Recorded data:
BEGIN

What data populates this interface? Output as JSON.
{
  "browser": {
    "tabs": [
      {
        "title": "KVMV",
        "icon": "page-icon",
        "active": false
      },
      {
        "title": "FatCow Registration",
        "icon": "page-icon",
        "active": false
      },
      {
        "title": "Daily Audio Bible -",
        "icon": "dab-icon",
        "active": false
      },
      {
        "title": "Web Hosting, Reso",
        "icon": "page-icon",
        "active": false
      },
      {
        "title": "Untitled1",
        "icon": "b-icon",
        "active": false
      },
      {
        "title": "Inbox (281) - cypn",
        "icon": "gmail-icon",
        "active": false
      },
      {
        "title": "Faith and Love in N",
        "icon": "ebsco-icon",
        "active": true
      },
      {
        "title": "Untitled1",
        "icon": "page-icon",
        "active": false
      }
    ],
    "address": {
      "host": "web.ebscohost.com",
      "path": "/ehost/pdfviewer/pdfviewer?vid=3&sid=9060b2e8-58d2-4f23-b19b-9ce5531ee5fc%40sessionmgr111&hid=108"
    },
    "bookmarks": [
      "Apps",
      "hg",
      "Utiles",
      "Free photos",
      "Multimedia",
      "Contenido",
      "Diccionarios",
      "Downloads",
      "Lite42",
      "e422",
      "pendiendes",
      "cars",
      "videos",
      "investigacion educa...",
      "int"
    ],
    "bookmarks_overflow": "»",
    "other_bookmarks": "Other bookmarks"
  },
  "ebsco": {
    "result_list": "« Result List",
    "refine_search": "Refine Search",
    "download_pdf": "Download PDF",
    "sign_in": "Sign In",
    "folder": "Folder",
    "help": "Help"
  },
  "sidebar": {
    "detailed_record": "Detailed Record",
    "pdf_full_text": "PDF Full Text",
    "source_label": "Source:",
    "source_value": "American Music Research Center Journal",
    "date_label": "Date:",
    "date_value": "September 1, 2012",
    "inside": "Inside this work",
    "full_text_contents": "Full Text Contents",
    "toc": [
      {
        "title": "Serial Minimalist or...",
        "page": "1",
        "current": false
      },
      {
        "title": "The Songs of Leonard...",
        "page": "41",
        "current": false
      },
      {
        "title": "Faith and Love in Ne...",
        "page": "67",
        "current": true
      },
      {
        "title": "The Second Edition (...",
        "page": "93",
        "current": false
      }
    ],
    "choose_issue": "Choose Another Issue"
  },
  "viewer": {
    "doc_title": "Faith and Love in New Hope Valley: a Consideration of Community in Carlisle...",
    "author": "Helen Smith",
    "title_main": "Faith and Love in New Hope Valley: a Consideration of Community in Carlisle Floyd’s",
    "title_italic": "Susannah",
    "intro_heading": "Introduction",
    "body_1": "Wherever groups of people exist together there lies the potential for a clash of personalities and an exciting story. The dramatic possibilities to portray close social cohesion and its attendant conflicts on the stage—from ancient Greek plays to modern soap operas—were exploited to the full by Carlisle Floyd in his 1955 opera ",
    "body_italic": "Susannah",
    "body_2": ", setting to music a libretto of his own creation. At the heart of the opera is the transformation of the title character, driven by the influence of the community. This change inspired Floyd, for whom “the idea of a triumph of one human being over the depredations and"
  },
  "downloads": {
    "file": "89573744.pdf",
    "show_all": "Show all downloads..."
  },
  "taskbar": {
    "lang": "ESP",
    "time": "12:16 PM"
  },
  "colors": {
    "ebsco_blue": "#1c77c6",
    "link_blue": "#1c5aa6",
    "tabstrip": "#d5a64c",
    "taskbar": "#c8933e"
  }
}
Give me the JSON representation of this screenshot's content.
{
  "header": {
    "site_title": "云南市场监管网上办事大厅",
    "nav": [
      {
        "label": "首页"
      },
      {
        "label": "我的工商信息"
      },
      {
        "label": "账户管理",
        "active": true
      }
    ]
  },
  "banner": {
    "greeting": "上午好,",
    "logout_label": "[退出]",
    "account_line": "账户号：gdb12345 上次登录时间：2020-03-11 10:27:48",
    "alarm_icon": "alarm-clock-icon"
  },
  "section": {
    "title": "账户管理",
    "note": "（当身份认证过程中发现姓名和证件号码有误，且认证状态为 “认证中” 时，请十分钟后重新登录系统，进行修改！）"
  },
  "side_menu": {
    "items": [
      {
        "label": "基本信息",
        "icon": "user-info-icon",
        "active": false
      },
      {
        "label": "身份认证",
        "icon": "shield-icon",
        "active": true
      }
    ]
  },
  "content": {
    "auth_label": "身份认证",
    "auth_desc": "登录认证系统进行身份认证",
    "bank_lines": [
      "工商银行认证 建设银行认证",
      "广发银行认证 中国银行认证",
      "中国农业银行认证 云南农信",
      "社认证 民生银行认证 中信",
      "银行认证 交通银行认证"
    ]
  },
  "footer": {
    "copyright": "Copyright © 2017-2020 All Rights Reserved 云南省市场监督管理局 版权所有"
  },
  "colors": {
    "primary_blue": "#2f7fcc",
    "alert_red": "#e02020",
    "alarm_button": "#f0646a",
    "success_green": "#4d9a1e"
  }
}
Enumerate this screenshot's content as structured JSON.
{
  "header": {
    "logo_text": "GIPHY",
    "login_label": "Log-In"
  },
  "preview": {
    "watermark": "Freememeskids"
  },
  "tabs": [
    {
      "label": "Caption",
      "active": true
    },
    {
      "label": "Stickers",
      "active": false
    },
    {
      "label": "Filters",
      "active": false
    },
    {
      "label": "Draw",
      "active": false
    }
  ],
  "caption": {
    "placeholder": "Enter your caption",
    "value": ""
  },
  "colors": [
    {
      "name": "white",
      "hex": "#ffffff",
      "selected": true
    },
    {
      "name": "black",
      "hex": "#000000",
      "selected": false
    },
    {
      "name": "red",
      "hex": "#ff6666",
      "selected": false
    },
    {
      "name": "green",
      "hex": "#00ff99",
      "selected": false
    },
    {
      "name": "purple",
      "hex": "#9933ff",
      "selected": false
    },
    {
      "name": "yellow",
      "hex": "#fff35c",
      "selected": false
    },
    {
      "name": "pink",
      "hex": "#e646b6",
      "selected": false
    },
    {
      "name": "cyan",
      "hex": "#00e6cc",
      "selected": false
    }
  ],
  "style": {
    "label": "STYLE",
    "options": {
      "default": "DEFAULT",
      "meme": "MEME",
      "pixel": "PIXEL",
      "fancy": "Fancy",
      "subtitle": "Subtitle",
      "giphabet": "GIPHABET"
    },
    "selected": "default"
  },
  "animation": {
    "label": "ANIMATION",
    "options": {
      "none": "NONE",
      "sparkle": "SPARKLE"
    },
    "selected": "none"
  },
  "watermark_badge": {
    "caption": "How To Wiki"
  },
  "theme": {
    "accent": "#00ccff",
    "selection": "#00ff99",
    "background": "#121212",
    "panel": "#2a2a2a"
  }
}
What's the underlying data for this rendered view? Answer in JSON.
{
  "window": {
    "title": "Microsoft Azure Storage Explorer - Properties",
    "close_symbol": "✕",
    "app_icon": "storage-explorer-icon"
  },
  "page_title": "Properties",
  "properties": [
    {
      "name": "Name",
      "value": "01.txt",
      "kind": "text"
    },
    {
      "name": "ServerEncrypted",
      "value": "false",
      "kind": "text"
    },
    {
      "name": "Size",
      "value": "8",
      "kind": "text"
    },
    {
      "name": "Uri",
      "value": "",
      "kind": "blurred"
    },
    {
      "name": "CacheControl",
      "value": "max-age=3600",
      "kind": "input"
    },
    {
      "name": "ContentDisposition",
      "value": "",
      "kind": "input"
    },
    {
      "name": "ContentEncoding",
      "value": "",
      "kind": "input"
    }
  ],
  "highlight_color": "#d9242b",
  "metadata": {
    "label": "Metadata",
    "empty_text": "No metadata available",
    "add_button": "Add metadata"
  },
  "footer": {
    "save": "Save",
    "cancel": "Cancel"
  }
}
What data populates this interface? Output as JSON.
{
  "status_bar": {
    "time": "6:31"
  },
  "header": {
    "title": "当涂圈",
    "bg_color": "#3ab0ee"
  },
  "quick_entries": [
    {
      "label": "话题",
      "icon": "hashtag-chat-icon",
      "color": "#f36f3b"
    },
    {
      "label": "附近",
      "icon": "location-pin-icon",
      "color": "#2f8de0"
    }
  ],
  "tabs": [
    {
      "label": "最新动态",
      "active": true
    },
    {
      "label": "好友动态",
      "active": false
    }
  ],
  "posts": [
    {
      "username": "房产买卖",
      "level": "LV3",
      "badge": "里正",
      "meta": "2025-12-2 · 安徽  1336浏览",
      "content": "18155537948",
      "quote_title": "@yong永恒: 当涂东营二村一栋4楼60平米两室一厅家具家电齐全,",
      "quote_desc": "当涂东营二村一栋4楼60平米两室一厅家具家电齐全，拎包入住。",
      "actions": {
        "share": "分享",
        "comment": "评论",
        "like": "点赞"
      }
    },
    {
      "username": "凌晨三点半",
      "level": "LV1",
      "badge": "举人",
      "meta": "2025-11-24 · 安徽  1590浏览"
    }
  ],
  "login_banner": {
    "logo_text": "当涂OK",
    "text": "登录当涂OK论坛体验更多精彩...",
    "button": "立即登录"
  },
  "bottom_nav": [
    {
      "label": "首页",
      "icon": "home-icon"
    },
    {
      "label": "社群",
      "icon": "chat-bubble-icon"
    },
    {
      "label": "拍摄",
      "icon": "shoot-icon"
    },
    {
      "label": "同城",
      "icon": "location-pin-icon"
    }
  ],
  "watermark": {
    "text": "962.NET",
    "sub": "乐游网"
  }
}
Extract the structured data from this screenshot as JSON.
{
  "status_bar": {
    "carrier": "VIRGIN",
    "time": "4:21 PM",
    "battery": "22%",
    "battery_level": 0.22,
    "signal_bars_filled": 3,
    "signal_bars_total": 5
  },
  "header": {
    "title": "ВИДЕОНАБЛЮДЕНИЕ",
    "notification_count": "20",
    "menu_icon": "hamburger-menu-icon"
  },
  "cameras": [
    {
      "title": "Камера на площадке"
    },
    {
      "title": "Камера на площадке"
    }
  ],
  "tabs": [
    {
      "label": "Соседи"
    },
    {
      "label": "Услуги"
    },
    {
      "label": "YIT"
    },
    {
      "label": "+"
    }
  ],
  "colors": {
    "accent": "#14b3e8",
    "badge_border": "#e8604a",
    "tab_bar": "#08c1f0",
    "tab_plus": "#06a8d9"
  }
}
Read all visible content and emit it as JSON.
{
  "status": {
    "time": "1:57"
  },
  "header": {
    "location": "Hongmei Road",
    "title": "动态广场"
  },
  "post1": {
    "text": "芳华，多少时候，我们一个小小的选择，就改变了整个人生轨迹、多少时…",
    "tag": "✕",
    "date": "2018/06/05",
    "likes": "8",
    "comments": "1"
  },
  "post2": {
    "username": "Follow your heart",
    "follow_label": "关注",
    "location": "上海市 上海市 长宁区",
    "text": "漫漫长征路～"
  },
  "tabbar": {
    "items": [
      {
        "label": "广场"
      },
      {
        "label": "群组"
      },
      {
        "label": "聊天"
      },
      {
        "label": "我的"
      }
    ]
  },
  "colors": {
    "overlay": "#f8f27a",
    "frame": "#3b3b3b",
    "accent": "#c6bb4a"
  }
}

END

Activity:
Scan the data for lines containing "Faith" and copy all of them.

Your solution:
        "title": "Faith and Love in N",
        "title": "Faith and Love in Ne...",
    "doc_title": "Faith and Love in New Hope Valley: a Consideration of Community in Carlisle...",
    "title_main": "Faith and Love in New Hope Valley: a Consideration of Community in Carlisle Floyd’s",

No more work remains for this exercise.